[Saved data entries]
-------

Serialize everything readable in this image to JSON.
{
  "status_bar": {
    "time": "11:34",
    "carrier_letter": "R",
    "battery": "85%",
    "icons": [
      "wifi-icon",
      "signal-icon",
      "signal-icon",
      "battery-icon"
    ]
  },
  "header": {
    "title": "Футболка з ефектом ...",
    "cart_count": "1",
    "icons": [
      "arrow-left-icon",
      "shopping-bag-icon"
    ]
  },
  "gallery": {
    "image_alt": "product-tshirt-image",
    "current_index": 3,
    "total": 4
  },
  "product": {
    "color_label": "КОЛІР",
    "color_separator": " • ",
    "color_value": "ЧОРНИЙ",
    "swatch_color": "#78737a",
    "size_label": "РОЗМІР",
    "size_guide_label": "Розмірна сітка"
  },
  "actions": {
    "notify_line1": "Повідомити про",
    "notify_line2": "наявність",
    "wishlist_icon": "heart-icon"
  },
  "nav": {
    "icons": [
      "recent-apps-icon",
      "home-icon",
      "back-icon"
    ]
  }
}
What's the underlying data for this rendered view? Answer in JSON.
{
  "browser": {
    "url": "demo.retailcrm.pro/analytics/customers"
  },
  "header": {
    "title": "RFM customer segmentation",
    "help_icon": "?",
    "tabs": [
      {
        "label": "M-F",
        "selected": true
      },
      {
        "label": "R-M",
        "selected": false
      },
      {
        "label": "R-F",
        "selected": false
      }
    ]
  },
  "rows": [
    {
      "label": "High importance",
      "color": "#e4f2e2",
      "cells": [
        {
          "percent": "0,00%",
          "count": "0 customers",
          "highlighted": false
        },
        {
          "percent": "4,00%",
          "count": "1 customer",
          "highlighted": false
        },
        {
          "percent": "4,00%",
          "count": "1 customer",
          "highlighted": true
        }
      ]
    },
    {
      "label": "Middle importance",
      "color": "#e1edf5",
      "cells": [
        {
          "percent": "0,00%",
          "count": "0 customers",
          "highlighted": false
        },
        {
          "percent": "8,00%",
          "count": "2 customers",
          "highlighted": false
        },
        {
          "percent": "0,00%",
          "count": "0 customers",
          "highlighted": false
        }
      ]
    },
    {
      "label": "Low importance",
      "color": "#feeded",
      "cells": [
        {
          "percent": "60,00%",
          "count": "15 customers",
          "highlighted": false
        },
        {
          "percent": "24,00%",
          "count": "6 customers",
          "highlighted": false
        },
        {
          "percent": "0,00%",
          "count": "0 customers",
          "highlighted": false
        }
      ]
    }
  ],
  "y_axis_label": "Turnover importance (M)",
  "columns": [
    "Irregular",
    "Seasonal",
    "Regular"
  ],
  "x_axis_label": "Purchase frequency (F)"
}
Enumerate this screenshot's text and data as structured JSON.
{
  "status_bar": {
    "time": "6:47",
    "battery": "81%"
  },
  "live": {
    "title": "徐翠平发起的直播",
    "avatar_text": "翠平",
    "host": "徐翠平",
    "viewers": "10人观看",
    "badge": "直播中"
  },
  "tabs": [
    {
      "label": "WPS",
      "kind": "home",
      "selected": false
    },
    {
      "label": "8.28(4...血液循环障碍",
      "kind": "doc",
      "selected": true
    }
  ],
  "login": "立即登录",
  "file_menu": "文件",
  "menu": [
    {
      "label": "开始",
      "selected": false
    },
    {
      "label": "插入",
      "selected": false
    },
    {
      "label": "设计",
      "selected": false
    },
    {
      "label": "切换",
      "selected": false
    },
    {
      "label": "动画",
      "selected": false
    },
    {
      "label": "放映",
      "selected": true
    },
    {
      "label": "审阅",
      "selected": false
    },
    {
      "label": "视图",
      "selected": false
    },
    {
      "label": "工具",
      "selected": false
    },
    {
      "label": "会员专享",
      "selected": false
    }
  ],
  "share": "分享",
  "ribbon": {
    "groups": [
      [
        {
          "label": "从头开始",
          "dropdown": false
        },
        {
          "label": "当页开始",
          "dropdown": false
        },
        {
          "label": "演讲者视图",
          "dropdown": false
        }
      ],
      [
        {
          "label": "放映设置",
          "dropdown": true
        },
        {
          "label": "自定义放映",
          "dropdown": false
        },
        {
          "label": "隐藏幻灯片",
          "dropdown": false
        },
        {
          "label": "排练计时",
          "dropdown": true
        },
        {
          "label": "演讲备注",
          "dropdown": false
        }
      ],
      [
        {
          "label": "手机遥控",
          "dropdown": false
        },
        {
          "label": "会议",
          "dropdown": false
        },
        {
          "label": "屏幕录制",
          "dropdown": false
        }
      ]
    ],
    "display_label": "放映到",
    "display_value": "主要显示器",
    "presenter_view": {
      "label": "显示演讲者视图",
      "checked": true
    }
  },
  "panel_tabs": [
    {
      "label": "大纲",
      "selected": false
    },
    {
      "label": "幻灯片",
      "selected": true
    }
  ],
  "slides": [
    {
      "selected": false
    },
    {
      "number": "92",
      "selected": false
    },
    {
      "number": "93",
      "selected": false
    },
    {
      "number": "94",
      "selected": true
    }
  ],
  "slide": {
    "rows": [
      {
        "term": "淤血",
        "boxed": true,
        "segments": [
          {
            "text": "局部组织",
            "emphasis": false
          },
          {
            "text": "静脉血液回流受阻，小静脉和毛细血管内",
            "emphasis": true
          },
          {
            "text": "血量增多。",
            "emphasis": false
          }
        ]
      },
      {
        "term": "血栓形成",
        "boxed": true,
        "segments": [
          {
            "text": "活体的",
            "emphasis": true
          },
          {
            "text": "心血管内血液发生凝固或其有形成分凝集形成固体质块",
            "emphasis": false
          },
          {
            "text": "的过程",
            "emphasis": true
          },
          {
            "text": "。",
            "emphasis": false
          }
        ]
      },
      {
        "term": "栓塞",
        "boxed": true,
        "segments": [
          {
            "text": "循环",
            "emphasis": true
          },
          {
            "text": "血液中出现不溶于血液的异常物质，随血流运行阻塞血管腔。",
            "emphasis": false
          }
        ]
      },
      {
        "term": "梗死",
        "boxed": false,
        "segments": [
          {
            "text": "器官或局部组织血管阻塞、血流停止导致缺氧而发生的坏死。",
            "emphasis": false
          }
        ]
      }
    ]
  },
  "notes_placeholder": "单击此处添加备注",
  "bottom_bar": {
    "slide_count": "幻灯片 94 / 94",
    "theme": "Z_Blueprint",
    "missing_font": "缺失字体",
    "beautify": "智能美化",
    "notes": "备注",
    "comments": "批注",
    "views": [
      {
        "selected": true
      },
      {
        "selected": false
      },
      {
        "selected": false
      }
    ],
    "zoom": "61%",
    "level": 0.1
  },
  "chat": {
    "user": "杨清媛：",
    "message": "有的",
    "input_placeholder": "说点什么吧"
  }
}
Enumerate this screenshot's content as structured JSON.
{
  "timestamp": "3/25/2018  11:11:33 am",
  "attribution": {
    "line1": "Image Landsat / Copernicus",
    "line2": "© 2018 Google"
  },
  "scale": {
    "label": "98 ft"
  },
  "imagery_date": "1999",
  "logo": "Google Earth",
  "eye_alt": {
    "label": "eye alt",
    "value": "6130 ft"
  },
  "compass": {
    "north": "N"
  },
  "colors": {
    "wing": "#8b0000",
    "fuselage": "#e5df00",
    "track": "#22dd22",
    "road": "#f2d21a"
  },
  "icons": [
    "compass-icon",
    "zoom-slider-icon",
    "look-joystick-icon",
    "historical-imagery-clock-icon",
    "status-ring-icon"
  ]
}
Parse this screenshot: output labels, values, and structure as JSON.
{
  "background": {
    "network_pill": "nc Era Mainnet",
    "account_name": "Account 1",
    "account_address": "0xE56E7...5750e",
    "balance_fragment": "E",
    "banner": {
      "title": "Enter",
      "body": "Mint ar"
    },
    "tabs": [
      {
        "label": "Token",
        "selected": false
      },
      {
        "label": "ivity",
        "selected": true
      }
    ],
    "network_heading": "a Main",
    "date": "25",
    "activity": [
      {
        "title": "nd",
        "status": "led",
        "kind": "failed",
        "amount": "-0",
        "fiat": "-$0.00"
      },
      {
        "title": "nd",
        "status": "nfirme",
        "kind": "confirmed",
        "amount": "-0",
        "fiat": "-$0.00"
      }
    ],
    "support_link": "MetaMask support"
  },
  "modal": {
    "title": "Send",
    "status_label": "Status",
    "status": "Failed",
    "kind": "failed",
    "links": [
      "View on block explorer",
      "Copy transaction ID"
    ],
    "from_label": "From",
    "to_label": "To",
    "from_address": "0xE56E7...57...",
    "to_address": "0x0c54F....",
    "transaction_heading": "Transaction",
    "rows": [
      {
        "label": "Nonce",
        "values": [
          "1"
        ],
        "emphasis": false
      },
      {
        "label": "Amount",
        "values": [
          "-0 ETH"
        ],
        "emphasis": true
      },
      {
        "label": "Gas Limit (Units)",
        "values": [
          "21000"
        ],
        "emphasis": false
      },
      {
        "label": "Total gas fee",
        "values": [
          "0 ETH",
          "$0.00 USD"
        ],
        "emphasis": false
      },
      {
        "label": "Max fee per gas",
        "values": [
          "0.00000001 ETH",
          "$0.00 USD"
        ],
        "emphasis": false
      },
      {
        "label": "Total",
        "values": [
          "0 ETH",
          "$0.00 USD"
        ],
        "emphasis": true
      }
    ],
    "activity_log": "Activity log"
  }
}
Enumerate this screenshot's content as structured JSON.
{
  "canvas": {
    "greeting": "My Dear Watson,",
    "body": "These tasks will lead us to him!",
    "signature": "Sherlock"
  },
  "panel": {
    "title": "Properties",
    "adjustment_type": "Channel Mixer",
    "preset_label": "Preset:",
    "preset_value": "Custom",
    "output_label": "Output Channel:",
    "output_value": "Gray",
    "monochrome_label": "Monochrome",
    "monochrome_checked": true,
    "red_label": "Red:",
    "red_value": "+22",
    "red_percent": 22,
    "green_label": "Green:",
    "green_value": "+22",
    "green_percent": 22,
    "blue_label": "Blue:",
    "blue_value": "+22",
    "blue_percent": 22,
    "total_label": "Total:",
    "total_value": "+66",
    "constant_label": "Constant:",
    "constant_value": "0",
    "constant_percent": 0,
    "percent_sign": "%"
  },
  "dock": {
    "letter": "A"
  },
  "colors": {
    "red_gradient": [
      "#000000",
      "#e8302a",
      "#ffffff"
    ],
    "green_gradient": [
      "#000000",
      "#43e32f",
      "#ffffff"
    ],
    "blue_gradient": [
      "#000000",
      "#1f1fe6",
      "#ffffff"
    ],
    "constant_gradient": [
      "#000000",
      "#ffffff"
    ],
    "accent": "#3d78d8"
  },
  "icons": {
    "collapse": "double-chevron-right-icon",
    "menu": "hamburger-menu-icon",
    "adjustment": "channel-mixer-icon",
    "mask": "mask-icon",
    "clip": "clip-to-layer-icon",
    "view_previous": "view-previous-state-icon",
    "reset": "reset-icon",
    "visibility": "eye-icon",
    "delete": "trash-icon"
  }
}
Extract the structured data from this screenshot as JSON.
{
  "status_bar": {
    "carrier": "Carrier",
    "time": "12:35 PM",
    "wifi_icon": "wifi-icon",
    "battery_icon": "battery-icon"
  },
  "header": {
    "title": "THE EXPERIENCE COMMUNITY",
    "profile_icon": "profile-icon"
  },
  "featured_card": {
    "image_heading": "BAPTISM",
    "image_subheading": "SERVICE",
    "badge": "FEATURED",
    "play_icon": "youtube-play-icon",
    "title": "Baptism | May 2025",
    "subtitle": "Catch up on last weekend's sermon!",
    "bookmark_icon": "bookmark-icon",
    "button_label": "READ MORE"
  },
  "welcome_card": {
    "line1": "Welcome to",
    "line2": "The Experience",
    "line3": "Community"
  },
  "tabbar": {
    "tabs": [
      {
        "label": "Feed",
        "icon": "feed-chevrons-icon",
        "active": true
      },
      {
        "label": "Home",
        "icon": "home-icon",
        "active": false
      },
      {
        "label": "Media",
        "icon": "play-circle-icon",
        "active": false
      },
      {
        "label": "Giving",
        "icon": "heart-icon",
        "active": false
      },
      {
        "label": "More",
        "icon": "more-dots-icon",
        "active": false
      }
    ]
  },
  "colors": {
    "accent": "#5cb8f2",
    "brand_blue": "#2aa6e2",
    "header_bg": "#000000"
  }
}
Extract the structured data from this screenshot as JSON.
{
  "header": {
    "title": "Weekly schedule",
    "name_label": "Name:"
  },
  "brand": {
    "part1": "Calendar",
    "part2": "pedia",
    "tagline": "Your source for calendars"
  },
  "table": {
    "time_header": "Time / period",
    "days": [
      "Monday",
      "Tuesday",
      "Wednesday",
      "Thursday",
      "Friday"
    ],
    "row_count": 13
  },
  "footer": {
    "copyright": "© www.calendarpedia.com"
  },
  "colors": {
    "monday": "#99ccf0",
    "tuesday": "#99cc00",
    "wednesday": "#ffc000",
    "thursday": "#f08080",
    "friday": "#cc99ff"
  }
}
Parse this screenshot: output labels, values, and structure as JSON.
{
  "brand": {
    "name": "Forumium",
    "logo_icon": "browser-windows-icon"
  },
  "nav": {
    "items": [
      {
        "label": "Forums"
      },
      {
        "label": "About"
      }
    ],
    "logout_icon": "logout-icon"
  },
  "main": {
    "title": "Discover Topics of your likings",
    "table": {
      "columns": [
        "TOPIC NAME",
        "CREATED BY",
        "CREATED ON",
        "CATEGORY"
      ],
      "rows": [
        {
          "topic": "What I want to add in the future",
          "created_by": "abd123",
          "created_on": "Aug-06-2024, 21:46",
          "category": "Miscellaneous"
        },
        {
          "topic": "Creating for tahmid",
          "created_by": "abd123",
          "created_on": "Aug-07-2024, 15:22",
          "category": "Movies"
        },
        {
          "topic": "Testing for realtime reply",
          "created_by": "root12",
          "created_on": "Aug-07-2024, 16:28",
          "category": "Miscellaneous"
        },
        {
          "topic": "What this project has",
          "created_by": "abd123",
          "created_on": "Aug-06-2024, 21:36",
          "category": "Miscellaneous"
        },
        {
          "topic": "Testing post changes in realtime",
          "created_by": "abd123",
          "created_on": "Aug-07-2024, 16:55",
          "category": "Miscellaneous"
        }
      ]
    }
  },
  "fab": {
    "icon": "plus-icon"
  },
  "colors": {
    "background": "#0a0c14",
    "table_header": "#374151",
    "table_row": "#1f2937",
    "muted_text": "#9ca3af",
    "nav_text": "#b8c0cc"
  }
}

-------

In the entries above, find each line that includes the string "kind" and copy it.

Solution to the problem:
      "kind": "home",
      "kind": "doc",
        "kind": "failed",
        "kind": "confirmed",
    "kind": "failed",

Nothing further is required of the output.